The UK's exit from the EU would be a "walk in the park" compared with a break-up of the United Kingdom itself, which a Brexit crisis may spark, Ibec boss Danny McCoy has warned.
The head of the business lobby group told the Irish Independent that a possible break-up of the UK "is potentially a risk factor" that needs to be looked at here.
"Clearly, the pressures were there from the [Brexit] referendum, in that Scotland and Northern Ireland didn't want to leave the European Union," he said.
"If there was an orderly exit from the EU, and the system could hold, I'm sure the UK could hold together, but once you go into a disorderly exit... everything is possible."
The UK's withdrawal from the EU would be a "walk in the park" compared with a break-up of Britain, he added.
Whatever happens in the UK "obviously has huge consequences for us", he noted.
With just 28 days until the UK is due to leave the EU, the most likely scenario is that there is going to be a further delay, he thinks.

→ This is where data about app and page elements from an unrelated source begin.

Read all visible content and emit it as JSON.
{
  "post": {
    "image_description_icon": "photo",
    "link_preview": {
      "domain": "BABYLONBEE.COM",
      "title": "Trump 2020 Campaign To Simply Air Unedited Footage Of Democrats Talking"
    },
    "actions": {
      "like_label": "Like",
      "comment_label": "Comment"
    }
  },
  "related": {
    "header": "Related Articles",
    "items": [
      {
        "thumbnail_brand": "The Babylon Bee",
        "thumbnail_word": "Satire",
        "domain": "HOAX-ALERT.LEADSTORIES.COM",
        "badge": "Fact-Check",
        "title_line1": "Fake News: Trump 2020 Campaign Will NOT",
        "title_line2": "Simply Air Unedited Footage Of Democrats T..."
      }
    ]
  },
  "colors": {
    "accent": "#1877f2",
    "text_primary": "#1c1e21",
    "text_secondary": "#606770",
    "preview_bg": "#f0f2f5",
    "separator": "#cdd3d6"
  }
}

"I would be 99pc confident that there will be an extension on October 31," Mr McCoy said.
"But what [Brexit] has done for the UK itself will have reverberations for some time. I think there will be independent pushes in Scotland and that has knock-on consequences for Northern Ireland."
A united Ireland may never happen, but we need to prepare for the possibility, he also said.
"If a Border poll is to emerge, we as a society, not just business, need to reflect and to be ready for it. Because no small part of the Brexit conundrum is that people weren't ready for the referendum.
"It doesn't necessarily have to be an aspiration, nor for people in the North to worry that there is some avarice in the South - that (it) really wants to do a land grab - but the Good Friday Agreement gives Ireland a legitimate stake in the future of Northern Ireland to be determined by the people of Northern Ireland.
"If the people in the North were to opt for a union with the Republic, are the people in the Republic ready for it; are they going to accept it? That would be quite a significant shock to the system if people wanted to join us and we voted against it."
Northern Ireland is suffering "very badly" economically at the moment - "you see that with the Wrightbuses, with the Bombardier deals, with a whole host of manufacturing failures in the North", he said.
Ahead of Budget 2020, Mr McCoy said supporting "stability" here is now fundamental.
"Everything about our State should be to underpin the stability of our system, and that includes making sure that any shocks that come our way are absorbed. So the Government's position on the Budget is correct, to have a Budget that is available for a no-deal scenario," he said.
"Right now, it's a wait-and-see, and the Budget itself looks like a wait-and-see Budget. Sometimes in uncertainty, the best thing is not to just do something; the best thing to do is just stand there, and I think the Budget next week is going to be a stand-there-type Budget."
Meanwhile, a report from Drinks Ireland - part of Ibec - found that exports of Irish spirits were worth more than €1bn to the domestic economy last year.
The value of exports increased by 10.2pc between 2017 and 2018, with the United States by far the most popular market for the drinks.
Domestically, sales of spirits increased by 6.6pc in the 12 months to 2018. Vodka remains the country's favourite spirit, followed by whiskey.
Aoife Clarke, chair of Drinks Ireland, and director at Beam Suntory, said: "Ireland has a dynamic domestic spirits market and Irish spirits exports continue to grow, as this report demonstrates.
"Proof, if it is needed, is found in the fact that 2018 was the first year that spirits exports were worth more than €1bn to the Republic of Ireland's economy."